Their shared connections in the church and mutual experiences with lost spouses forged a bond between them. They ventured forward, together, and chose an illuminated path of love and charity.
Bob and Jerra married on Valentine’s Day and warmed their new home with new children. Bob’s sons, Brian and David, along with their beautiful families, found a special place in Jerra’s heart. Jerra had new granddaughters, Savannah, Olivia, and Emma.
They relished making that home a place where their family could gather and make wonderful memories.
Jerra and Sunny socialized with friends, visited family, and made it a priority to do some traveling. They experienced a happiness that I don’t believe either of them ever expected.
Each of them, falling in love a second time, proved to be a great blessing. It was deeply enriching to see them both so happy. I’m so grateful to Bob for giving her such wonderful years.
They led a very active retired life until complications with Jerra’s mobility forced her into an extended stay at Riverview hospital, the place where she’d worked so diligently and happily during her youth. The precedent of that good energy, and being cared for in the same hallways where Carrie and George passed lent a sense of peace. Furthermore, Jerra was blessed with a nursing staff that was akin to her spirit. She also had the comfort of innumerable friends and family coming from far and wide, to visit with her, ask her questions, and make her know how deeply she is loved. The whole while, her Valentine, Sunny, steadfastly held her hand and stayed at her side.

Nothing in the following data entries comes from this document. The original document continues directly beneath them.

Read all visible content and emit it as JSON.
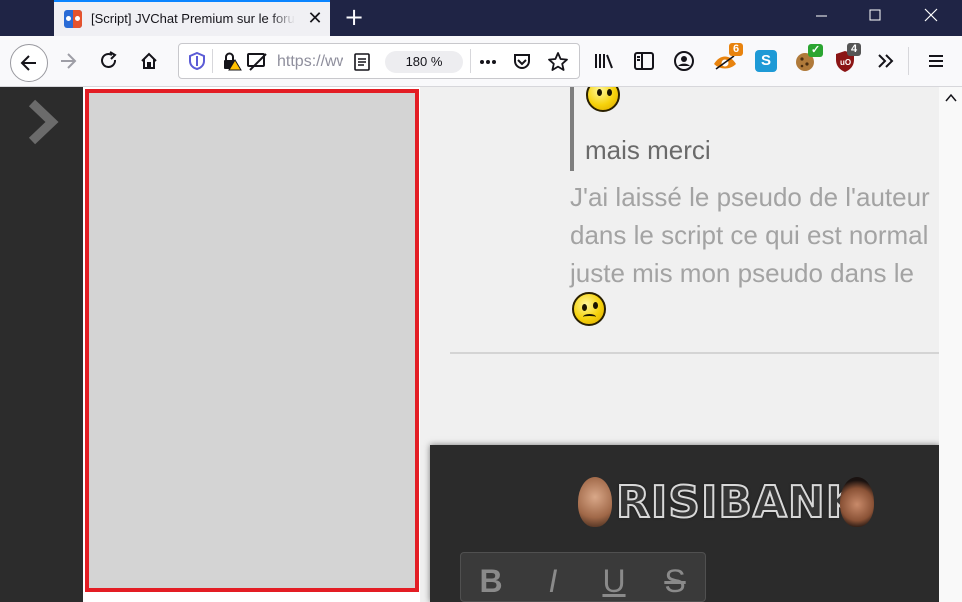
{
  "browser": {
    "tab": {
      "title": "[Script] JVChat Premium sur le forum"
    },
    "url": "https://www.jeuxvideo.com",
    "zoom": "180 %",
    "extensions": [
      {
        "name": "extension-badge-6",
        "badge": "6",
        "badge_color": "#e8830e"
      },
      {
        "name": "extension-check",
        "badge": "✓",
        "badge_color": "#2ba531"
      },
      {
        "name": "ublock",
        "badge": "4",
        "badge_color": "#555555"
      }
    ]
  },
  "content": {
    "quote": "mais merci",
    "message_lines": [
      "J'ai laissé le pseudo de l'auteur",
      "dans le script ce qui est normal",
      "juste mis mon pseudo dans le"
    ]
  },
  "editor": {
    "logo_text": "RISIBANK",
    "format_buttons": [
      "B",
      "I",
      "U",
      "S"
    ]
  },
  "colors": {
    "titlebar": "#1f2445",
    "accent": "#0a84ff",
    "selection_border": "#e31d24",
    "editor_bg": "#2b2b2b"
  }
}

On Monday September 19th, Dr. David Dwyer was making his rounds. He stopped in to pray with mom, a common occurrence between the two good friends and previous coworkers, who had endured so much together over the years. As he held her hand and prayed with her, like he had a thousand times before, she slept. In those moments, the chains holding her to this place and time were released and she slipped into eternity with the same grace and beauty with which she lived.
Death meets life in many forms. It charges suddenly, as a rapidly developing virus. It rages horrendously, in the form of a cancer that will not be kept at bay. It strikes by violence, and sometimes comes at one’s own hand. It also creeps quietly, like a thief in the night. Fortunately, it also falls sweetly, like a summer rain on a fractured and parched ground. Although everything within us is in opposition, death’s terms will come. All we can do is make our peace and accept its embrace.

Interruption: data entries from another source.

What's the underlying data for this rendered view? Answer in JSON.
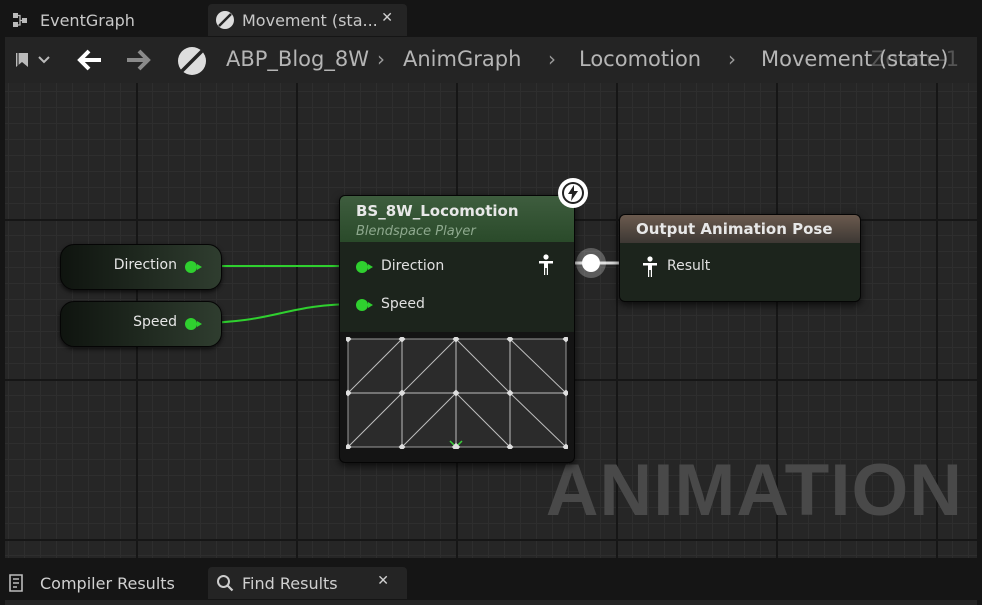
{
  "tabs": [
    {
      "label": "EventGraph",
      "icon": "event-graph-icon",
      "active": false
    },
    {
      "label": "Movement (sta...",
      "icon": "state-icon",
      "active": true,
      "close": "✕"
    }
  ],
  "breadcrumb": {
    "items": [
      "ABP_Blog_8W",
      "AnimGraph",
      "Locomotion",
      "Movement (state)"
    ],
    "separator": "›",
    "zoom": "Zoom -1"
  },
  "variables": [
    {
      "label": "Direction"
    },
    {
      "label": "Speed"
    }
  ],
  "blendspace_node": {
    "title": "BS_8W_Locomotion",
    "subtitle": "Blendspace Player",
    "pins": [
      "Direction",
      "Speed"
    ],
    "header_color": "#3e5d3e"
  },
  "output_node": {
    "title": "Output Animation Pose",
    "pin": "Result",
    "header_color": "#6b5a4e"
  },
  "watermark": "ANIMATION",
  "bottom_tabs": [
    {
      "label": "Compiler Results",
      "icon": "compiler-results-icon",
      "active": false
    },
    {
      "label": "Find Results",
      "icon": "search-icon",
      "active": true,
      "close": "✕"
    }
  ],
  "colors": {
    "pin_green": "#2fd02f",
    "canvas": "#262626"
  }
}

This summer, as mom’s health was declining, my daughter asked her if she was afraid. Mom said, “Of course not!
What do I have to fear?”
-Sharek A. Gadd